Information shown START
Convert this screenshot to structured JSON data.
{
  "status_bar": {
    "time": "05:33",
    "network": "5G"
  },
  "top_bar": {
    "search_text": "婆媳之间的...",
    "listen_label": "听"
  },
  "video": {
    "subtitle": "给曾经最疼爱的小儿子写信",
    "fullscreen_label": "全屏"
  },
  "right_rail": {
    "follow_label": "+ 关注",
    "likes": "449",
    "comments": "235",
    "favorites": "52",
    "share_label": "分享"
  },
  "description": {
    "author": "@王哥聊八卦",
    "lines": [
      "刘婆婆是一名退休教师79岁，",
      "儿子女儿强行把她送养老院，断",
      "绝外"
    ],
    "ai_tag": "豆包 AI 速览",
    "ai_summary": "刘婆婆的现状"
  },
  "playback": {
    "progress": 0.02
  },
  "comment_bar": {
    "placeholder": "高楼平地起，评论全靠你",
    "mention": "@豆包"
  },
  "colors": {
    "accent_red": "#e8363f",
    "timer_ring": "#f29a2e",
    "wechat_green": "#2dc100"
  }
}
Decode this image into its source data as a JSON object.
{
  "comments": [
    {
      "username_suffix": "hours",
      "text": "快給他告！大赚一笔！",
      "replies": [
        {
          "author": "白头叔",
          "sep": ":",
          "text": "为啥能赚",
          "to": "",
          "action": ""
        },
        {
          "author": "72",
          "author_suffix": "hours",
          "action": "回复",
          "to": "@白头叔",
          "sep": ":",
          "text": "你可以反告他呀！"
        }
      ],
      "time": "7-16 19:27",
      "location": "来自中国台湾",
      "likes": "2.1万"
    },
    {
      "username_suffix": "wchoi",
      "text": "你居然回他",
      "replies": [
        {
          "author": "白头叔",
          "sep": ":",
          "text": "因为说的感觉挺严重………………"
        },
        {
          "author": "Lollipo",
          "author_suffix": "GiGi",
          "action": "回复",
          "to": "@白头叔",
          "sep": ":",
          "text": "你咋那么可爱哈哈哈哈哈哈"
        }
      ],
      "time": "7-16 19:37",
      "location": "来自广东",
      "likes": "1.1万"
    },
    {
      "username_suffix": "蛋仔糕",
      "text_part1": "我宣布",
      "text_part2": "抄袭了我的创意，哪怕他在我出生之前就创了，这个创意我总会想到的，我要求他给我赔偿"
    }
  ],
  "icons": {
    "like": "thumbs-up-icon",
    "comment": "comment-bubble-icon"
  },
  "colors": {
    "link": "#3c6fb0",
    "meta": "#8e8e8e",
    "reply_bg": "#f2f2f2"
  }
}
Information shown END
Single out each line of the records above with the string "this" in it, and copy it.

Convert this screenshot to structured JSON data.
Decode this image into its source data as a JSON object.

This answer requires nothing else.